Webcampak or Webcampak Cloud

Our website mentions of Webcampak and Webcampak Cloud, those two names refer to the same software but installed in a different context:

  • Webcampak is typically installed on low-power embedded computers is are directly attached to D-SLR cameras
  • Webcampak Cloud is typically installed in a datacentre on high-performance servers and is used as a central place to store and process pictures coming from different Webcampak systems.

Having one since software greatly facilitates development (one codebase to maintain), but it also means a need for greater education and understanding from users, on the system's capabilities.

For example, the software will not prevent users from initiating compute-intensive manipulations on a Webcampak since it might make sense in some situations.

We don't have mechanisms in place to prevent a user from configuring a capture rate of 1 picture every 10s, requesting a 27-degree rotation of the picture on the fly. Even if we know this is likely to create difficulties in most situations, there might be some use cases for which this configuration is relevant, thus we don't prevent this configuration.

Webcampak try to be as verbose as possible, timing most of the lengthy events in log files available to users to assess performance.

One of our recommendation, when discovering the system, is to start small and progressively add more and more complexity into the setup to evaluate the impact of configuration settings.

Education and understanding of the implication of configuration settings are key for a good operation of the system.

Capture devices (D-SLR or others)

Webcampak has been built to be as flexible as possible. Adding new types of capture devices into the software is relatively straight-forward for developers (us).

The most common use-case though is the use of D-SLR cameras, Webcampak picture acquisition process relies on gPhoto2, you can find a list of known supported D-SLR cameras on this page of their documentation

Open Source

Webcampak is open source.

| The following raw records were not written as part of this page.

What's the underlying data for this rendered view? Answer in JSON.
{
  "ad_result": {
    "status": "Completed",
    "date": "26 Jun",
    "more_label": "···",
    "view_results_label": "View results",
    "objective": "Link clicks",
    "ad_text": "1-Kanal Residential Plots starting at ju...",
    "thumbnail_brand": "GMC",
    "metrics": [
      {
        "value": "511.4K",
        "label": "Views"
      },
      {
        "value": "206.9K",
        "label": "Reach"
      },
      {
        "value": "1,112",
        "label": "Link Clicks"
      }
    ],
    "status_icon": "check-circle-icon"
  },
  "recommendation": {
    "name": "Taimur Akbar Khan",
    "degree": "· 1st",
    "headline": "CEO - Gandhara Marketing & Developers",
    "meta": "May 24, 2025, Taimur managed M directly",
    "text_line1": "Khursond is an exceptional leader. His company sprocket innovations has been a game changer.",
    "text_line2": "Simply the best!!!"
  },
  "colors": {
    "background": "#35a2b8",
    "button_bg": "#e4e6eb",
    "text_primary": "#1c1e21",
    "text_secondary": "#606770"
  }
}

Unless specified otherwise, most of its codebase is licensed under GNU GPL v3.

We are strong believers of the benefits of using and developing open source software, and welcome external contributions.